After mixed comments from a large crowd of public speakers, the Williamson County Schools Board of Education voted to extend Superintendent Jason Golden’s contract by one year during Monday night’s board meeting.
Golden thanked the board for the extension and the public for the discussion, which featured 40 speakers, seven of whom spoke in support of Golden and the district’s diversity and inclusion work. Some of these were members of One WillCo and Be the Bridge Nolensville, which along with The Public, Franklin Justice and Equity Coalition, Williamson Social Justice Alliance and Together Nolensville released a joint statement last week in support of Golden.
Most of the rest of the crowd was with the Williamson County chapter of Moms for Liberty, which has been vocal against Golden and the school’s elementary English language arts curriculum, Wit & Wisdom.
“This public comment discussion this evening has re-emphasized what you all have known for a long time, that this is hard work,” Golden said to the board. “The work you do is hard work. The work we do is hard work, and the scope of thought in our community is very broad, and we have a mandate to serve all our students even knowing that.”
The board’s vote was 8-2-1. Members Dan Cash and Jay Galbreath voted against Golden’s extension, while Candy Emerson abstained from the vote and Brad Fiscus was absent from the meeting. Angela Durham, Eliot Mitchell, Jen Aprea, Sheila Cleveland, Rick Wimberly, Eric Welch, K.C. Haugh and Nancy Garrett voted for the extension.
While Golden's contract was previously approved through June 17 of 2024, the board’s vote on Monday extended it to June of 2025.

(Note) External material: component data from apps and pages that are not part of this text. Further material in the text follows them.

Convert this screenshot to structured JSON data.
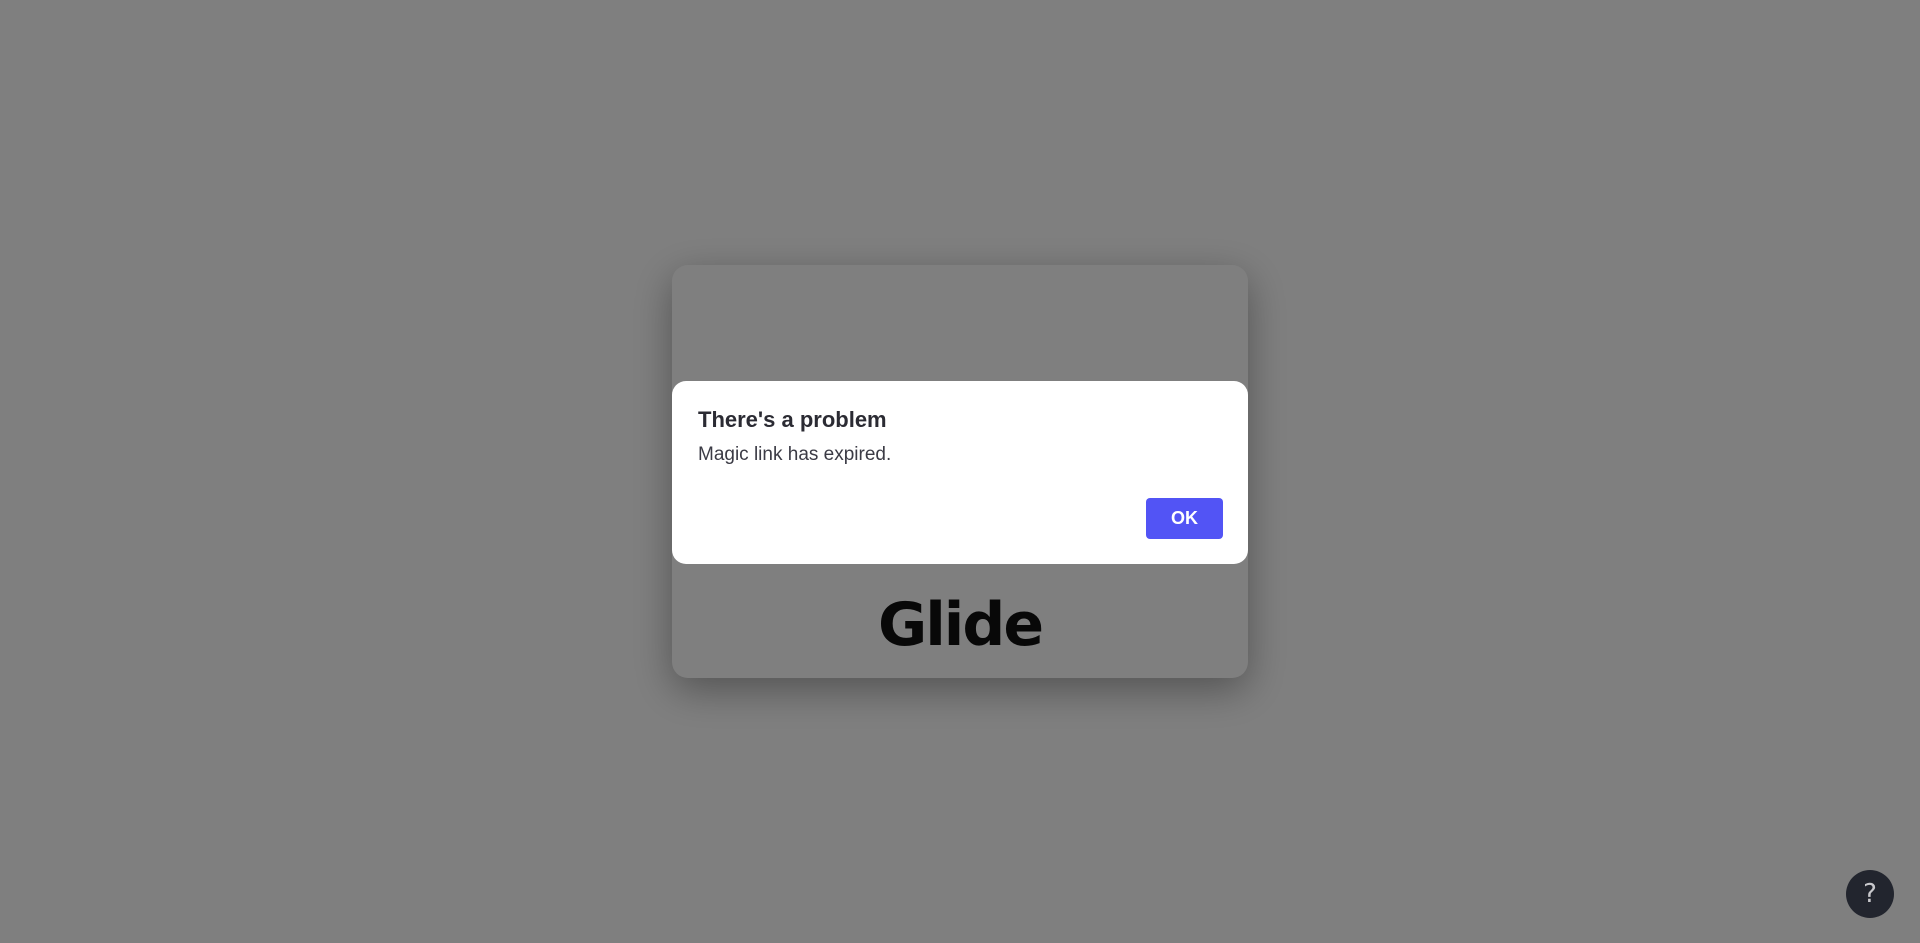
{
  "background": {
    "logo_text": "Glide"
  },
  "dialog": {
    "title": "There's a problem",
    "message": "Magic link has expired.",
    "ok_label": "OK"
  },
  "help": {
    "label": "?"
  },
  "colors": {
    "accent": "#5254f5",
    "overlay": "rgba(0,0,0,0.5)",
    "help_button": "#22252e"
  }
}
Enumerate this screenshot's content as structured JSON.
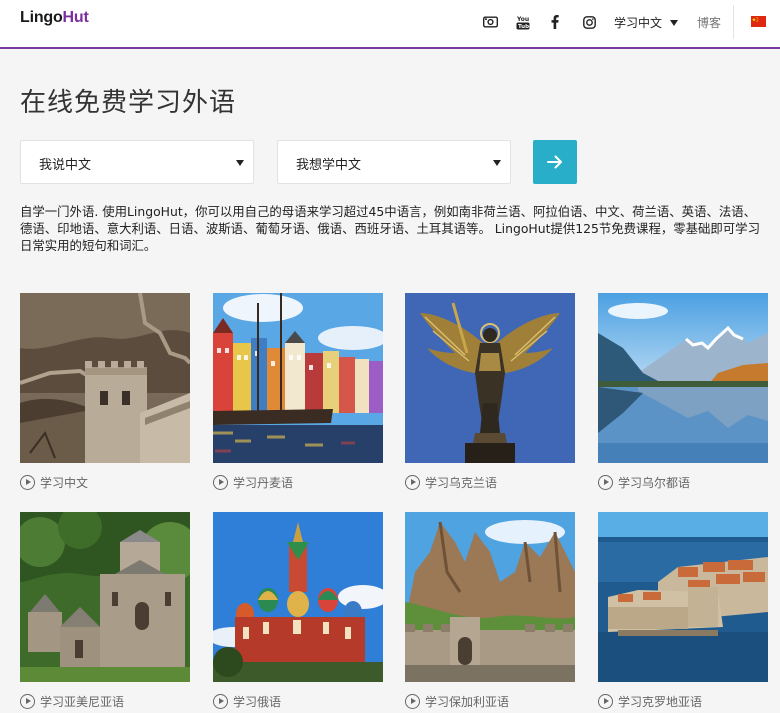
{
  "header": {
    "logo_part1": "Lingo",
    "logo_part2": "Hut",
    "icons": [
      "camera-icon",
      "youtube-icon",
      "facebook-icon",
      "instagram-icon",
      "china-flag-icon"
    ],
    "language_menu_label": "学习中文",
    "blog_label": "博客",
    "accent_color": "#7b3aa3"
  },
  "main": {
    "headline": "在线免费学习外语",
    "speak_select": "我说中文",
    "learn_select": "我想学中文",
    "go_button_icon": "arrow-right-icon",
    "go_button_color": "#29aec9",
    "intro": "自学一门外语. 使用LingoHut，你可以用自己的母语来学习超过45中语言，例如南非荷兰语、阿拉伯语、中文、荷兰语、英语、法语、德语、印地语、意大利语、日语、波斯语、葡萄牙语、俄语、西班牙语、土耳其语等。 LingoHut提供125节免费课程，零基础即可学习日常实用的短句和词汇。"
  },
  "courses": [
    {
      "label": "学习中文",
      "image": "great-wall"
    },
    {
      "label": "学习丹麦语",
      "image": "nyhavn-harbor"
    },
    {
      "label": "学习乌克兰语",
      "image": "archangel-statue"
    },
    {
      "label": "学习乌尔都语",
      "image": "mountain-lake"
    },
    {
      "label": "学习亚美尼亚语",
      "image": "armenian-monastery"
    },
    {
      "label": "学习俄语",
      "image": "st-basils-cathedral"
    },
    {
      "label": "学习保加利亚语",
      "image": "belogradchik-fortress"
    },
    {
      "label": "学习克罗地亚语",
      "image": "dubrovnik"
    }
  ]
}
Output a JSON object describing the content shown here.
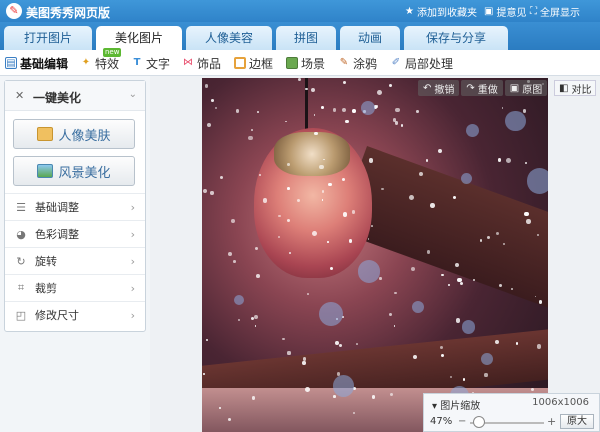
{
  "app_title": "美图秀秀网页版",
  "logo_glyph": "✎",
  "titlebar_links": [
    {
      "label": "添加到收藏夹",
      "icon": "star-icon"
    },
    {
      "label": "提意见",
      "icon": "feedback-icon"
    },
    {
      "label": "全屏显示",
      "icon": "fullscreen-icon"
    }
  ],
  "main_tabs": [
    "打开图片",
    "美化图片",
    "人像美容",
    "拼图",
    "动画",
    "保存与分享"
  ],
  "active_main_tab": "美化图片",
  "toolbar": [
    {
      "label": "基础编辑",
      "icon": "basic-edit-icon"
    },
    {
      "label": "特效",
      "icon": "effects-icon"
    },
    {
      "label": "文字",
      "icon": "text-icon"
    },
    {
      "label": "饰品",
      "icon": "accessory-icon"
    },
    {
      "label": "边框",
      "icon": "frame-icon"
    },
    {
      "label": "场景",
      "icon": "scene-icon"
    },
    {
      "label": "涂鸦",
      "icon": "doodle-icon"
    },
    {
      "label": "局部处理",
      "icon": "local-process-icon"
    }
  ],
  "new_badge": "new",
  "left_panel": {
    "one_key_title": "一键美化",
    "buttons": [
      {
        "label": "人像美肤",
        "icon": "portrait-icon"
      },
      {
        "label": "风景美化",
        "icon": "landscape-icon"
      }
    ],
    "menu": [
      {
        "label": "基础调整",
        "icon": "sliders-icon"
      },
      {
        "label": "色彩调整",
        "icon": "palette-icon"
      },
      {
        "label": "旋转",
        "icon": "rotate-icon"
      },
      {
        "label": "裁剪",
        "icon": "crop-icon"
      },
      {
        "label": "修改尺寸",
        "icon": "resize-icon"
      }
    ]
  },
  "edit_actions": [
    {
      "label": "撤销",
      "icon": "undo-icon"
    },
    {
      "label": "重做",
      "icon": "redo-icon"
    },
    {
      "label": "原图",
      "icon": "original-icon"
    }
  ],
  "compare_label": "对比",
  "zoom": {
    "title": "图片缩放",
    "size": "1006x1006",
    "percent": "47%",
    "original_button": "原大",
    "level": 0.47
  },
  "colors": {
    "titlebar": "#3f97d9",
    "accent": "#2b7cc1",
    "new_badge": "#5cb832"
  }
}
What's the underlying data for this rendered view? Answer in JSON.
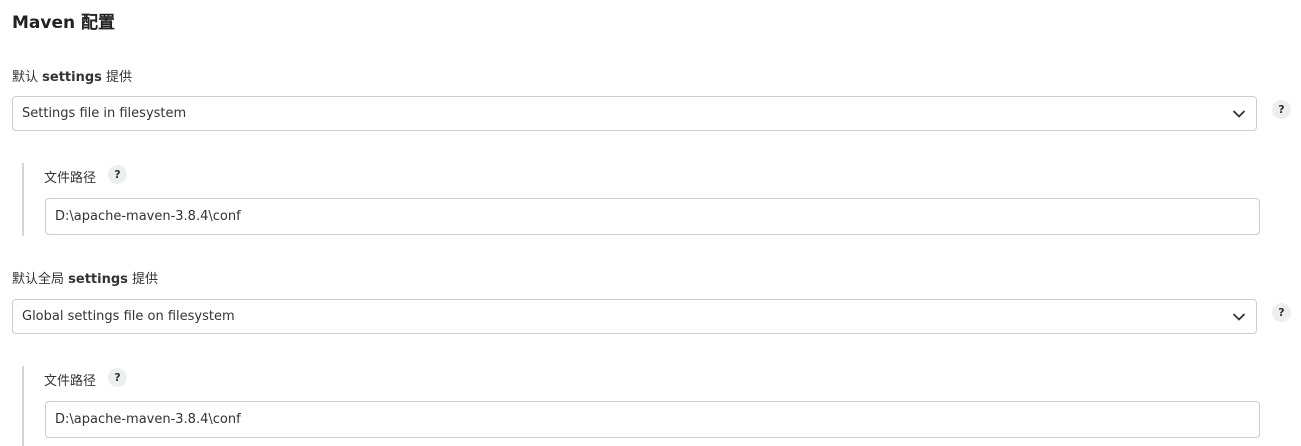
{
  "section": {
    "title": "Maven 配置"
  },
  "settings": {
    "label_prefix": "默认 ",
    "label_bold": "settings",
    "label_suffix": " 提供",
    "selected": "Settings file in filesystem",
    "help_text": "?",
    "file_path": {
      "label": "文件路径",
      "help_text": "?",
      "value": "D:\\apache-maven-3.8.4\\conf"
    }
  },
  "global_settings": {
    "label_prefix": "默认全局 ",
    "label_bold": "settings",
    "label_suffix": " 提供",
    "selected": "Global settings file on filesystem",
    "help_text": "?",
    "file_path": {
      "label": "文件路径",
      "help_text": "?",
      "value": "D:\\apache-maven-3.8.4\\conf"
    }
  }
}
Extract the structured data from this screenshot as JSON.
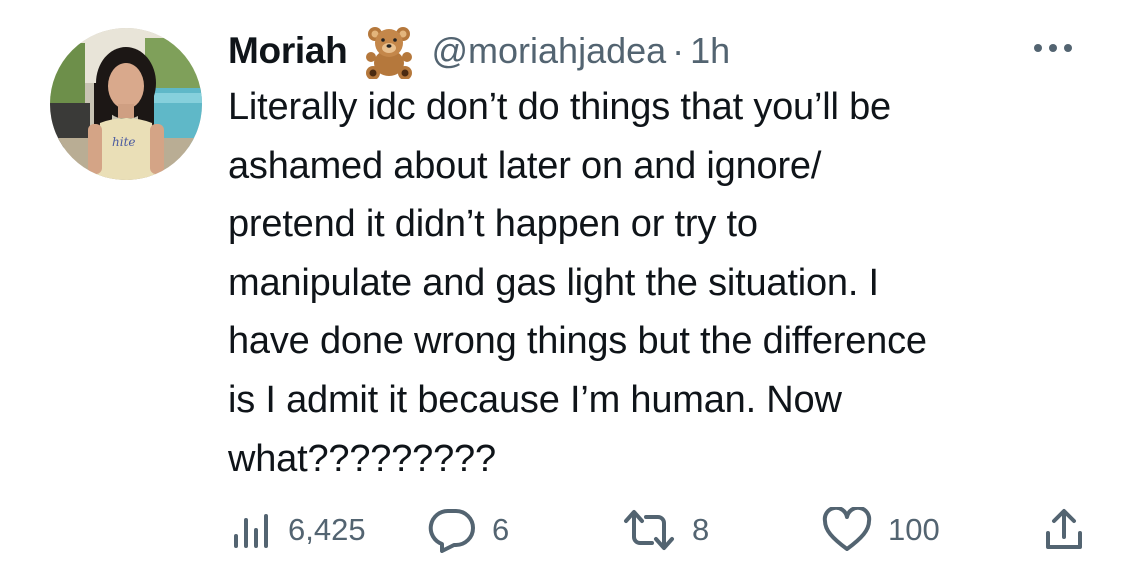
{
  "tweet": {
    "author_name": "Moriah",
    "author_emoji": "teddy-bear-emoji",
    "handle": "@moriahjadea",
    "separator": "·",
    "time": "1h",
    "text": "Literally idc don’t do things that you’ll be\nashamed about later on and ignore/\npretend it didn’t happen or try to\nmanipulate and gas light the situation. I\nhave done wrong things but the difference\nis I admit it because I’m human. Now\nwhat?????????",
    "views": "6,425",
    "replies": "6",
    "retweets": "8",
    "likes": "100"
  },
  "colors": {
    "text_primary": "#0f1419",
    "text_secondary": "#536471",
    "background": "#ffffff"
  }
}
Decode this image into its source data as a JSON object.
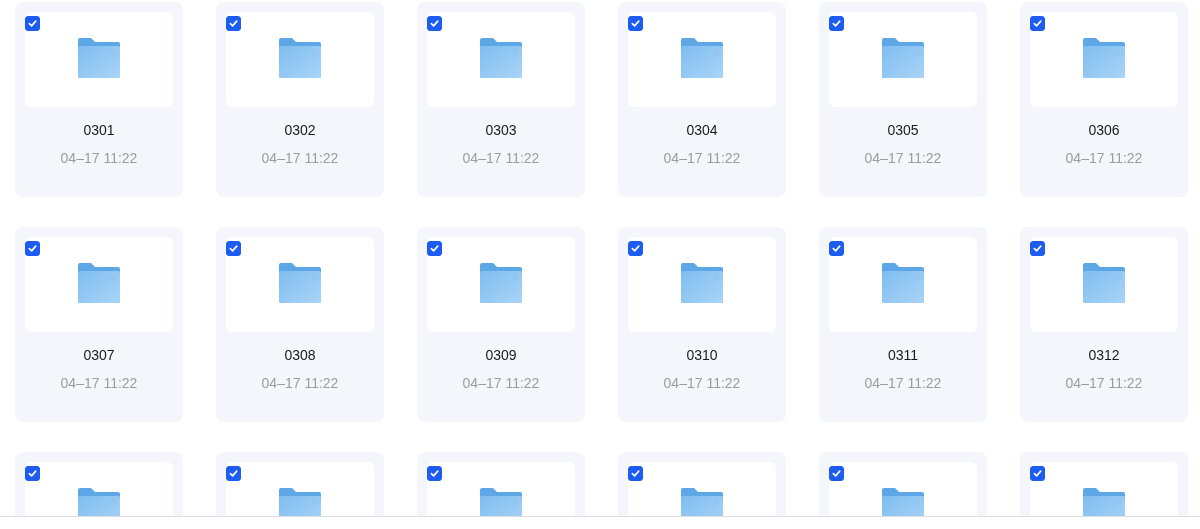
{
  "items": [
    {
      "name": "0301",
      "time": "04–17 11:22",
      "checked": true
    },
    {
      "name": "0302",
      "time": "04–17 11:22",
      "checked": true
    },
    {
      "name": "0303",
      "time": "04–17 11:22",
      "checked": true
    },
    {
      "name": "0304",
      "time": "04–17 11:22",
      "checked": true
    },
    {
      "name": "0305",
      "time": "04–17 11:22",
      "checked": true
    },
    {
      "name": "0306",
      "time": "04–17 11:22",
      "checked": true
    },
    {
      "name": "0307",
      "time": "04–17 11:22",
      "checked": true
    },
    {
      "name": "0308",
      "time": "04–17 11:22",
      "checked": true
    },
    {
      "name": "0309",
      "time": "04–17 11:22",
      "checked": true
    },
    {
      "name": "0310",
      "time": "04–17 11:22",
      "checked": true
    },
    {
      "name": "0311",
      "time": "04–17 11:22",
      "checked": true
    },
    {
      "name": "0312",
      "time": "04–17 11:22",
      "checked": true
    },
    {
      "checked": true
    },
    {
      "checked": true
    },
    {
      "checked": true
    },
    {
      "checked": true
    },
    {
      "checked": true
    },
    {
      "checked": true
    }
  ]
}
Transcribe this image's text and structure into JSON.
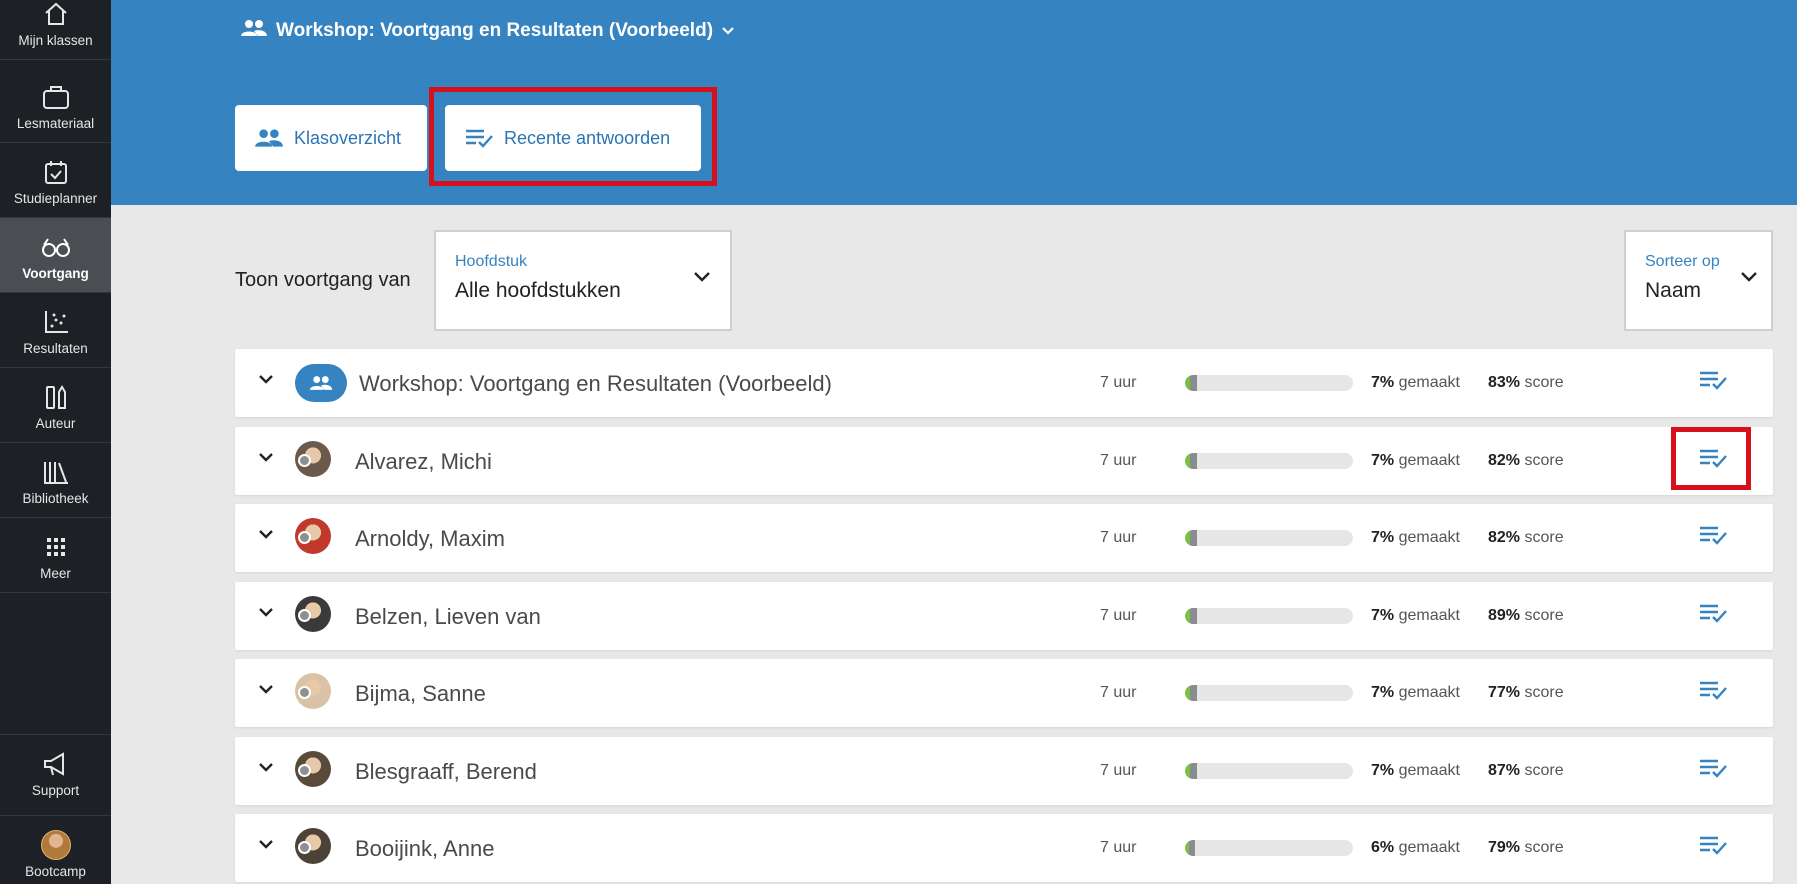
{
  "sidebar": {
    "items": [
      {
        "label": "Mijn klassen",
        "icon": "home-icon"
      },
      {
        "label": "Lesmateriaal",
        "icon": "briefcase-icon"
      },
      {
        "label": "Studieplanner",
        "icon": "calendar-check-icon"
      },
      {
        "label": "Voortgang",
        "icon": "glasses-icon",
        "active": true
      },
      {
        "label": "Resultaten",
        "icon": "scatter-chart-icon"
      },
      {
        "label": "Auteur",
        "icon": "author-tools-icon"
      },
      {
        "label": "Bibliotheek",
        "icon": "library-icon"
      },
      {
        "label": "Meer",
        "icon": "grid-icon"
      }
    ],
    "support_label": "Support",
    "user_label": "Bootcamp"
  },
  "header": {
    "class_title": "Workshop: Voortgang en Resultaten (Voorbeeld)",
    "tabs": [
      {
        "label": "Klasoverzicht",
        "icon": "people-icon"
      },
      {
        "label": "Recente antwoorden",
        "icon": "list-check-icon"
      }
    ]
  },
  "filters": {
    "show_label": "Toon voortgang van",
    "chapter": {
      "label": "Hoofdstuk",
      "value": "Alle hoofdstukken"
    },
    "sort": {
      "label": "Sorteer op",
      "value": "Naam"
    }
  },
  "rows": [
    {
      "name": "Workshop: Voortgang en Resultaten (Voorbeeld)",
      "hours": "7 uur",
      "made_pct": "7%",
      "made_label": "gemaakt",
      "score_pct": "83%",
      "score_label": "score",
      "progress": 0.07,
      "is_group": true
    },
    {
      "name": "Alvarez, Michi",
      "hours": "7 uur",
      "made_pct": "7%",
      "made_label": "gemaakt",
      "score_pct": "82%",
      "score_label": "score",
      "progress": 0.07,
      "avatar_color": "#6b5a4c"
    },
    {
      "name": "Arnoldy, Maxim",
      "hours": "7 uur",
      "made_pct": "7%",
      "made_label": "gemaakt",
      "score_pct": "82%",
      "score_label": "score",
      "progress": 0.07,
      "avatar_color": "#c0392b"
    },
    {
      "name": "Belzen, Lieven van",
      "hours": "7 uur",
      "made_pct": "7%",
      "made_label": "gemaakt",
      "score_pct": "89%",
      "score_label": "score",
      "progress": 0.07,
      "avatar_color": "#3a3a3a"
    },
    {
      "name": "Bijma, Sanne",
      "hours": "7 uur",
      "made_pct": "7%",
      "made_label": "gemaakt",
      "score_pct": "77%",
      "score_label": "score",
      "progress": 0.07,
      "avatar_color": "#d9c2a6"
    },
    {
      "name": "Blesgraaff, Berend",
      "hours": "7 uur",
      "made_pct": "7%",
      "made_label": "gemaakt",
      "score_pct": "87%",
      "score_label": "score",
      "progress": 0.07,
      "avatar_color": "#5a4a3a"
    },
    {
      "name": "Booijink, Anne",
      "hours": "7 uur",
      "made_pct": "6%",
      "made_label": "gemaakt",
      "score_pct": "79%",
      "score_label": "score",
      "progress": 0.06,
      "avatar_color": "#4d4238"
    }
  ],
  "colors": {
    "header_blue": "#3583c1",
    "highlight_red": "#d6111b",
    "sidebar_bg": "#1d2024"
  }
}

Wimberly was the first to speak about Golden following public comment, sharing he believes Golden “did what the board directed him to do” and that his leadership led to students being in the classroom for much of the year, student performance tracking “just slightly behind,” no “increase in mental health cases” and an in-person graduation.
“These things did not happen by accident,” he said, noting that the board’s evaluation of Golden reflected that his performance was slightly above expectations.
Cleveland, Haugh and Mitchell recognized the difficulty of making decisions this past year, noting that WCS fared well compared to other districts. While they didn’t agree with every decision Golden made, they appreciated his leadership.
“COVID was a moving target for us. My only issue has always been the quarantine process. Quarantining students took an incredible and emotional toll on the teachers and parents and students, and in my opinion, there was too much conflicting information about the quarantine,” Cleveland said. “That being said, I don’t believe the entire quarantine issue should land entirely on the shoulders of Mr. Golden.”
Haugh shared that he understood the frustration of so many, also noting the fact that some students were quarantined multiple times was “a shame” and “was very difficult for those families.”
“If I think I’m in the superintendent’s shoes last March, last August, it would be hard to sleep at night if I was concerned about the safety and the life of staff members,” he said. “I feel that Mr. Golden erred on the side of caution appropriately. It has been a very difficult year. It’s hard for anybody to get an A+ in the grade, but I feel that he’s done a good job.”
Galbreath also agreed that it has been a difficult year, but he didn’t believe Golden, to use his mantra, put students first.
“I did not agree with a lot of the measures that were taken, and I do think that it was to the detriment of our kids this year,” he said. “I completely support Jason as the leader of our school system. He’s our superintendent. Just, given the year we’ve had, I can’t support extending his contract at this time, but I don’t mean to undermine his authority in any way. I don’t mean to say that I’m out to fire him.”
Cash shared that his decision not to vote for Golden’s contract extension was “not all about COVID.” He said he wants to start “building a better relationship” with Golden, but he “can’t agree” with certain decisions, particularly noting his concerns with the age-appropriateness of Wit & Wisdom.
“What I heard the other night in the few bullet points on what we’re going to do to improve on [the curriculum] isn’t much,” he said.
Emerson shared that she was “wrestling” and that she didn’t have enough time to decide, thus abstaining from the vote.
The board will meet again for a nonvoting work session at 6 p.m. Thursday, Aug. 12, at the WCS Professional Development Center. The school board does not meet in July.